Any pack that is going to be considered for more than an afternoon hike should have three nonnegotiable features: a waist belt, adjustable shoulder straps and an adjustable chest strap. When carrying heavy loads in a pack, it is best to settle the weight of a pack low on the hips rather than high on the shoulders. This is impossible without an adjustable waist belt. Packs that only have shoulder straps will put all the pressure of the weight of the pack on the upper back and shoulders, making for an extremely uncomfortable carrying position and greater fatigue when hiking longer than an hour or two. When fitting a pack, always adjust the waist belt first to support most of the weight on the hips. The belt should be snug enough that the pack does not bounce up and down while walking but not so tight that it is uncomfortable on the stomach. Leaving enough room to slip two fingers between the belt and stomach is generally a good fit. Once this is
done, adjust the shoulder straps so that the pack feels snug against the shoulder and is not leaning back to create an uncomfortable backward pull on the shoulders or gap between the pack and the upper back The strap crossing the chest should be the last strap adjusted. The purpose of this strap is to keep the weight balanced across the back so that it does not slide too far to either side of the body. Follow the same adjustment procedure for the shoulder and chest straps as described for the belt.
Proper fitting of a pack belt. Anything tighter will be uncomfortable, while anything looser will not provide proper support to carrying the load.
For packs designed for multiple-day hikes, a couple of other features are nice to have but not required. A storage compartment for a water bladder with a hose makes carrying water and staying hydrated easier and more convenient than carrying multiple water bottles. Small pockets on the waistbelt and shoulder straps make carrying small items such as snacks or a GPS unit readily accessible.

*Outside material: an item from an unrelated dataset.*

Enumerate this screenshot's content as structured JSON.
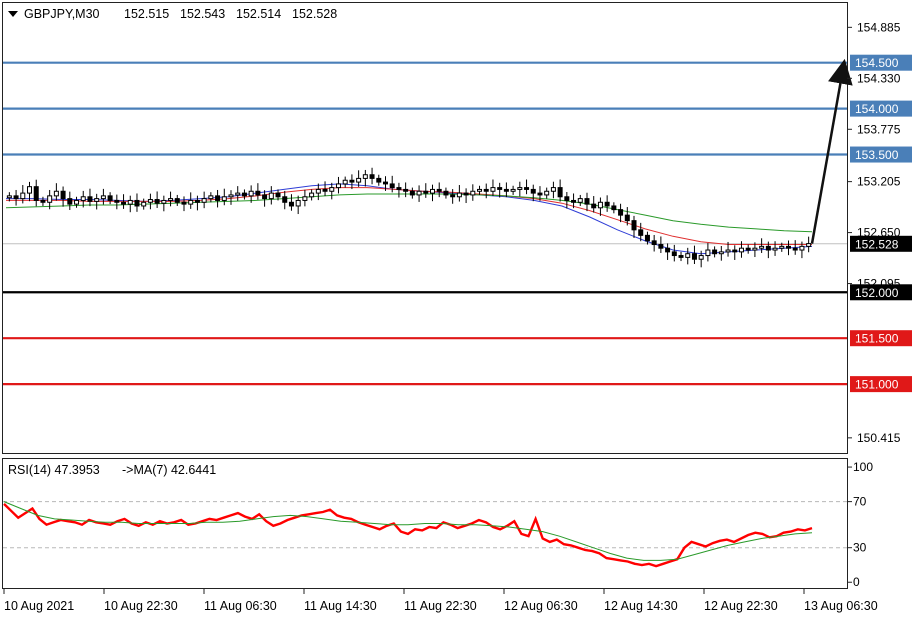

From day packs to multi-day packs, there are a plethora of options available. Most often, people who try hiking with packs and do not enjoy it struggle because they did not take the time to learn how to fit the pack correctly to reduce wear and tear on the body while hiking. Once a person has decided on what type of pack will best meet his or her needs, success lies in learning to wear it correctly. Put in the effort and the scenery will beat any day on the treadmill.
Some loads are more fun than others.